_BRIEF_:
For every line in the records below that holds "date", make a copy.

_ _ _

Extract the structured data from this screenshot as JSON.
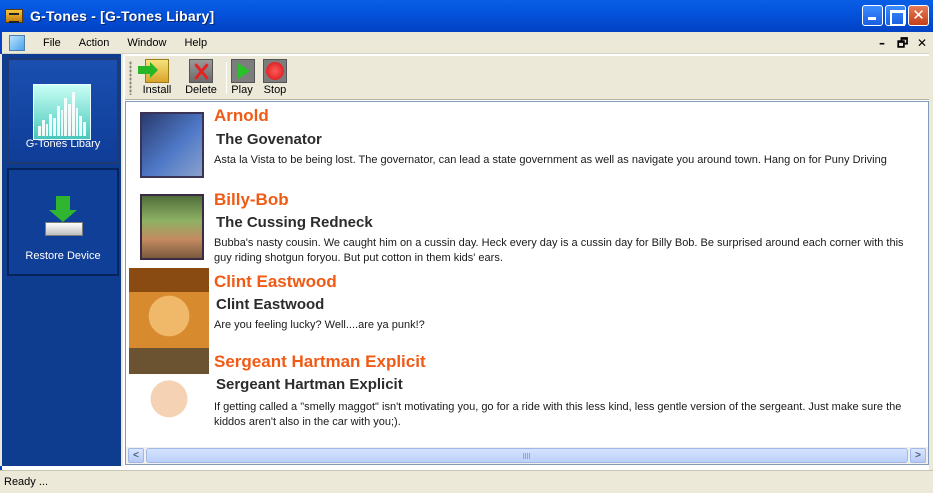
{
  "window": {
    "title": "G-Tones - [G-Tones Libary]"
  },
  "menu": {
    "items": [
      "File",
      "Action",
      "Window",
      "Help"
    ],
    "mdi_minimize": "–",
    "mdi_restore": "🗗",
    "mdi_close": "✕"
  },
  "sidebar": {
    "items": [
      {
        "label": "G-Tones Libary",
        "icon": "tones-library-icon",
        "active": true
      },
      {
        "label": "Restore Device",
        "icon": "restore-device-icon",
        "active": false
      }
    ]
  },
  "toolbar": {
    "buttons": [
      {
        "label": "Install",
        "icon": "install-icon"
      },
      {
        "label": "Delete",
        "icon": "delete-icon"
      },
      {
        "label": "Play",
        "icon": "play-icon"
      },
      {
        "label": "Stop",
        "icon": "stop-icon"
      }
    ]
  },
  "tones": [
    {
      "name": "Arnold",
      "subtitle": "The Govenator",
      "description": "Asta la Vista to be being lost. The governator, can lead a state government as well as navigate you around town. Hang on for Puny Driving"
    },
    {
      "name": "Billy-Bob",
      "subtitle": "The Cussing Redneck",
      "description": "Bubba's nasty cousin. We caught him on a cussin day. Heck every day is a cussin day for Billy Bob. Be surprised around each corner with this guy riding shotgun foryou. But put cotton in them kids' ears."
    },
    {
      "name": "Clint Eastwood",
      "subtitle": "Clint Eastwood",
      "description": "Are you feeling lucky?  Well....are ya punk!?"
    },
    {
      "name": "Sergeant Hartman Explicit",
      "subtitle": "Sergeant Hartman Explicit",
      "description": "If getting called a \"smelly maggot\" isn't motivating you, go for a ride with this less kind, less gentle version of the sergeant.  Just make sure the kiddos aren't also in the car with you;)."
    }
  ],
  "scrollbar": {
    "left_arrow": "<",
    "right_arrow": ">"
  },
  "status": {
    "text": "Ready ..."
  },
  "colors": {
    "title_bar": "#0453dc",
    "sidebar": "#0e3c8f",
    "tone_name": "#f05a14",
    "chrome": "#ece9d8"
  }
}
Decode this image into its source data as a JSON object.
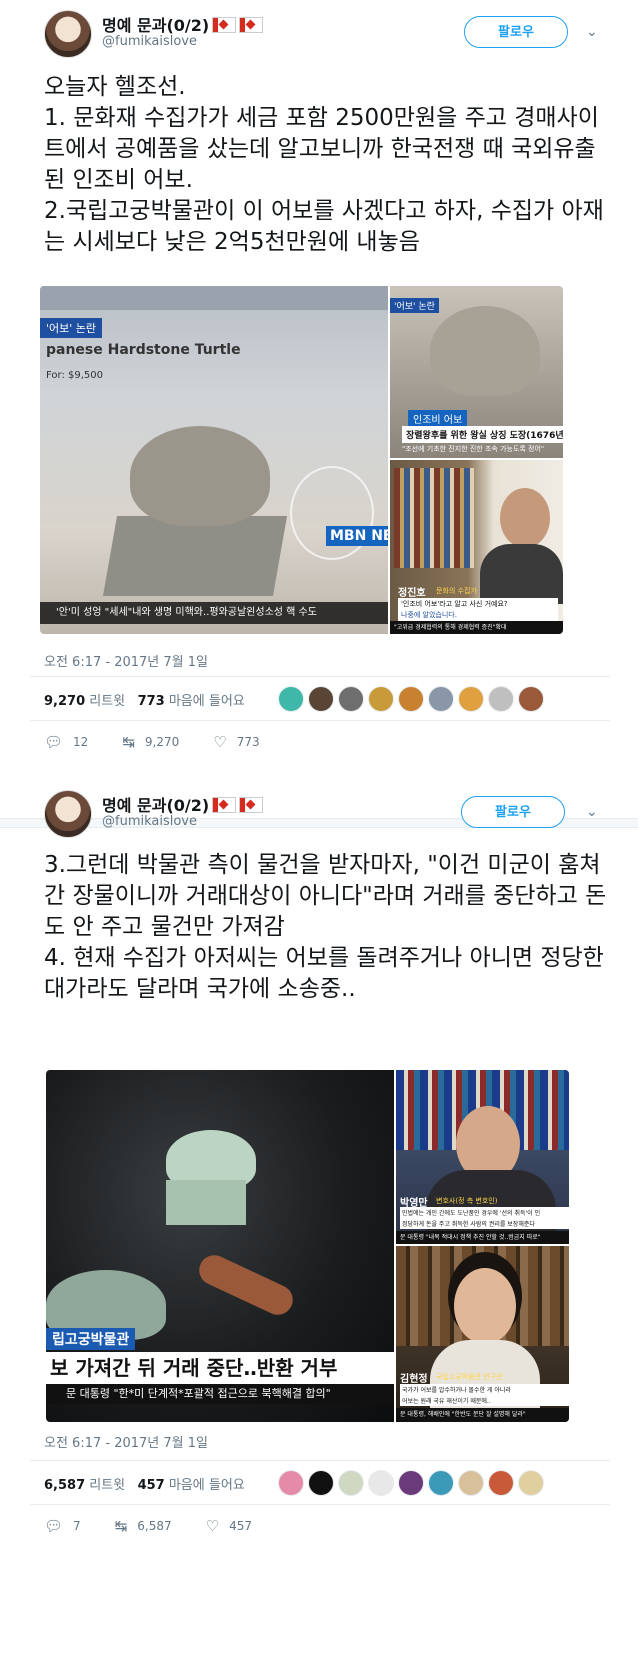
{
  "tweets": [
    {
      "author": {
        "name": "명예 문과(0/2)",
        "handle": "@fumikaislove",
        "avatar_icon": "anime-avatar-icon",
        "flag_icon": "canada-flag-icon"
      },
      "follow_label": "팔로우",
      "text": "오늘자 헬조선.\n1. 문화재 수집가가 세금 포함 2500만원을 주고 경매사이트에서 공예품을 샀는데 알고보니까 한국전쟁 때 국외유출된 인조비 어보.\n2.국립고궁박물관이 이 어보를 사겠다고 하자, 수집가 아재는 시세보다 낮은 2억5천만원에 내놓음",
      "media": {
        "main_caption_tag": "'어보' 논란",
        "main_listing_title": "panese Hardstone Turtle",
        "main_price": "For: $9,500",
        "main_ticker": "'안'미 성엉 \"세세\"내와 생명 미핵와..평와공날왼성소성 핵 수도",
        "logo": "MBN NEWS",
        "right_top_tag": "'어보' 논란",
        "right_top_label": "인조비 어보",
        "right_top_title": "장렬왕후를 위한 왕실 상징 도장(1676년)",
        "right_top_sub": "\"조선에 기초한 진지한 진한 조속 가능도록 정어\"",
        "right_bottom_name": "정진호",
        "right_bottom_role": "문화의 수집가",
        "right_bottom_quote1": "'인조비 어보'라고 알고 사신 거예요?",
        "right_bottom_quote2": "나중에 알았습니다.",
        "right_bottom_ticker": "\"고위급 경제협력의 통해 경제협력 증진\"확대"
      },
      "timestamp": "오전 6:17 - 2017년 7월 1일",
      "retweets_count": "9,270",
      "retweets_label": "리트윗",
      "likes_count": "773",
      "likes_label": "마음에 들어요",
      "actions": {
        "reply": "12",
        "retweet": "9,270",
        "like": "773"
      },
      "liker_colors": [
        "#3fb8a9",
        "#5a4535",
        "#6e6e6e",
        "#c99a3a",
        "#c7812f",
        "#8a97a8",
        "#e0a040",
        "#bfbfbf",
        "#9a5a3a"
      ]
    },
    {
      "author": {
        "name": "명예 문과(0/2)",
        "handle": "@fumikaislove",
        "avatar_icon": "anime-avatar-icon",
        "flag_icon": "canada-flag-icon"
      },
      "follow_label": "팔로우",
      "text": "3.그런데 박물관 측이 물건을 받자마자, \"이건 미군이 훔쳐간 장물이니까 거래대상이 아니다\"라며 거래를 중단하고 돈도 안 주고 물건만 가져감\n4. 현재 수집가 아저씨는 어보를 돌려주거나 아니면 정당한 대가라도 달라며 국가에 소송중..",
      "media": {
        "main_tag": "립고궁박물관",
        "main_headline": "보 가져간 뒤 거래 중단‥반환 거부",
        "main_ticker": "문 대통령 \"한*미 단계적*포괄적 접근으로 북핵해결 합의\"",
        "right_top_name": "박영만",
        "right_top_role": "변호사(정 측 변호인)",
        "right_top_quote1": "민법에는 개인 간에도 도난품인 경우에 '선의 취득'이 인",
        "right_top_quote2": "정당하게 돈을 주고 취득한 사람의 권리를 보장해준다",
        "right_top_ticker": "문 대통령 \"내복 적대시 정책 추진 안할 것..범금지 따로\"",
        "right_bottom_name": "김현정",
        "right_bottom_role": "국립고궁박물관 연구관",
        "right_bottom_quote1": "국가가 어보를 압수하거나 몰수한 게 아니라",
        "right_bottom_quote2": "어보는 원래 국유 재산이기 때문에..",
        "right_bottom_ticker": "문 대통령, 해배인에 \"한반도 분단 잘 설명해 달라\""
      },
      "timestamp": "오전 6:17 - 2017년 7월 1일",
      "retweets_count": "6,587",
      "retweets_label": "리트윗",
      "likes_count": "457",
      "likes_label": "마음에 들어요",
      "actions": {
        "reply": "7",
        "retweet": "6,587",
        "like": "457"
      },
      "liker_colors": [
        "#e58aa8",
        "#111111",
        "#cfd8c0",
        "#e8e8e8",
        "#6a3a7a",
        "#3a9ab8",
        "#d8c09a",
        "#c85a3a",
        "#e0d0a0"
      ]
    }
  ]
}
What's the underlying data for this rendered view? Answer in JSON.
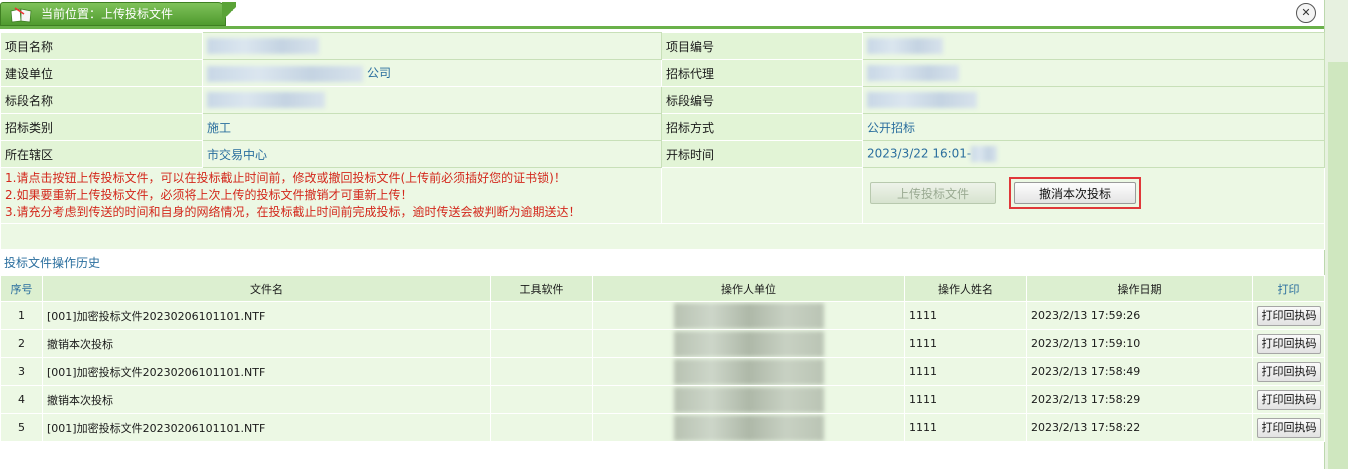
{
  "window": {
    "title": "当前位置：上传投标文件",
    "close_symbol": "✕"
  },
  "info": {
    "project_name_label": "项目名称",
    "project_no_label": "项目编号",
    "builder_label": "建设单位",
    "builder_suffix": "公司",
    "agent_label": "招标代理",
    "section_name_label": "标段名称",
    "section_no_label": "标段编号",
    "category_label": "招标类别",
    "category_value": "施工",
    "method_label": "招标方式",
    "method_value": "公开招标",
    "district_label": "所在辖区",
    "district_value": "市交易中心",
    "open_time_label": "开标时间",
    "open_time_value": "2023/3/22 16:01-"
  },
  "notes": [
    "1.请点击按钮上传投标文件，可以在投标截止时间前，修改或撤回投标文件(上传前必须插好您的证书锁)！",
    "2.如果要重新上传投标文件，必须将上次上传的投标文件撤销才可重新上传！",
    "3.请充分考虑到传送的时间和自身的网络情况，在投标截止时间前完成投标，逾时传送会被判断为逾期送达！"
  ],
  "buttons": {
    "upload_label": "上传投标文件",
    "cancel_label": "撤消本次投标"
  },
  "history": {
    "title": "投标文件操作历史",
    "columns": [
      "序号",
      "文件名",
      "工具软件",
      "操作人单位",
      "操作人姓名",
      "操作日期",
      "打印"
    ],
    "print_label": "打印回执码",
    "rows": [
      {
        "no": "1",
        "file": "[001]加密投标文件20230206101101.NTF",
        "tool": "",
        "operator": "1111",
        "date": "2023/2/13 17:59:26"
      },
      {
        "no": "2",
        "file": "撤销本次投标",
        "tool": "",
        "operator": "1111",
        "date": "2023/2/13 17:59:10"
      },
      {
        "no": "3",
        "file": "[001]加密投标文件20230206101101.NTF",
        "tool": "",
        "operator": "1111",
        "date": "2023/2/13 17:58:49"
      },
      {
        "no": "4",
        "file": "撤销本次投标",
        "tool": "",
        "operator": "1111",
        "date": "2023/2/13 17:58:29"
      },
      {
        "no": "5",
        "file": "[001]加密投标文件20230206101101.NTF",
        "tool": "",
        "operator": "1111",
        "date": "2023/2/13 17:58:22"
      }
    ]
  }
}
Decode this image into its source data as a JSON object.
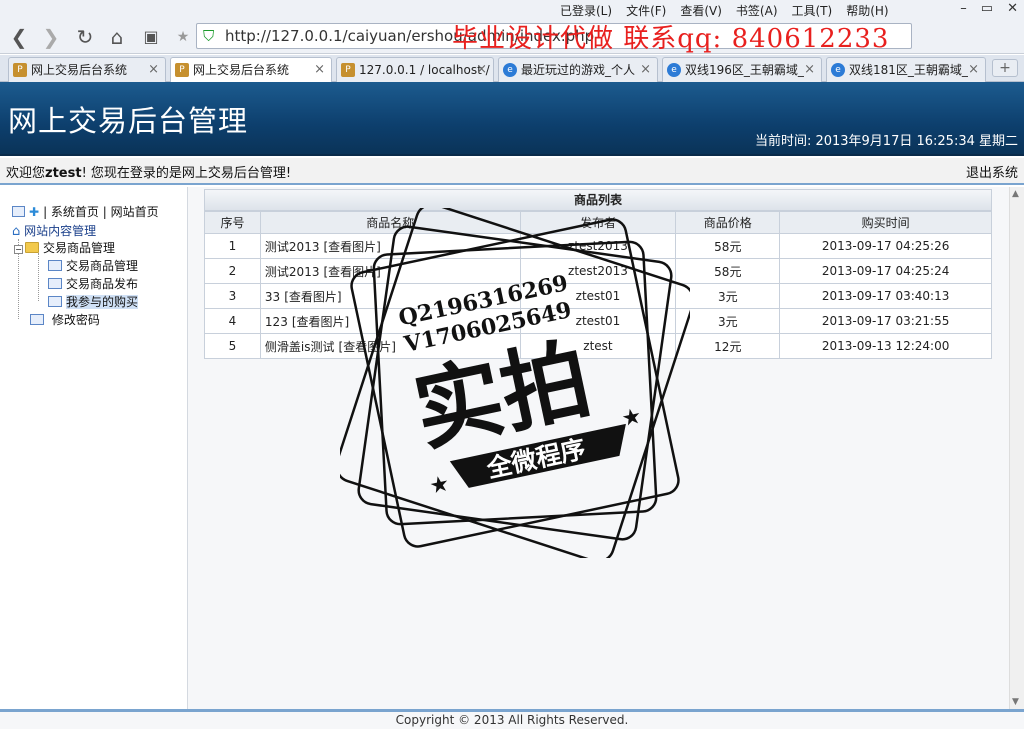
{
  "browser": {
    "menus": [
      "已登录(L)",
      "文件(F)",
      "查看(V)",
      "书签(A)",
      "工具(T)",
      "帮助(H)"
    ],
    "url": "http://127.0.0.1/caiyuan/ershou/admin/index.php",
    "overlay_text": "毕业设计代做 联系qq: 840612233",
    "tabs": [
      {
        "label": "网上交易后台系统",
        "icon": "pma-icon"
      },
      {
        "label": "网上交易后台系统",
        "icon": "pma-icon"
      },
      {
        "label": "127.0.0.1 / localhost /",
        "icon": "pma-icon"
      },
      {
        "label": "最近玩过的游戏_个人",
        "icon": "ie-icon"
      },
      {
        "label": "双线196区_王朝霸域_",
        "icon": "ie-icon"
      },
      {
        "label": "双线181区_王朝霸域_",
        "icon": "ie-icon"
      }
    ],
    "active_tab": 1
  },
  "header": {
    "title": "网上交易后台管理",
    "time_label": "当前时间: 2013年9月17日 16:25:34 星期二"
  },
  "welcome": {
    "prefix": "欢迎您",
    "user": "ztest",
    "suffix": "! 您现在登录的是网上交易后台管理!",
    "logout": "退出系统"
  },
  "sidebar": {
    "top_links": "| 系统首页 | 网站首页",
    "root": "网站内容管理",
    "group": "交易商品管理",
    "items": [
      "交易商品管理",
      "交易商品发布",
      "我参与的购买"
    ],
    "password": "修改密码",
    "selected": 2
  },
  "list": {
    "title": "商品列表",
    "columns": [
      "序号",
      "商品名称",
      "发布者",
      "商品价格",
      "购买时间"
    ],
    "view_label": "[查看图片]",
    "rows": [
      {
        "no": "1",
        "name": "测试2013",
        "publisher": "ztest2013",
        "price": "58元",
        "time": "2013-09-17 04:25:26"
      },
      {
        "no": "2",
        "name": "测试2013",
        "publisher": "ztest2013",
        "price": "58元",
        "time": "2013-09-17 04:25:24"
      },
      {
        "no": "3",
        "name": "33",
        "publisher": "ztest01",
        "price": "3元",
        "time": "2013-09-17 03:40:13"
      },
      {
        "no": "4",
        "name": "123",
        "publisher": "ztest01",
        "price": "3元",
        "time": "2013-09-17 03:21:55"
      },
      {
        "no": "5",
        "name": "侧滑盖is测试",
        "publisher": "ztest",
        "price": "12元",
        "time": "2013-09-13 12:24:00"
      }
    ]
  },
  "stamp": {
    "line1": "Q2196316269",
    "line2": "V1706025649",
    "main": "实拍",
    "banner": "全微程序"
  },
  "footer": "Copyright © 2013 All Rights Reserved."
}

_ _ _

_ANSWER BOX_:
        "date": "2023/2/13 17:59:26"
        "date": "2023/2/13 17:59:10"
        "date": "2023/2/13 17:58:49"
        "date": "2023/2/13 17:58:29"
        "date": "2023/2/13 17:58:22"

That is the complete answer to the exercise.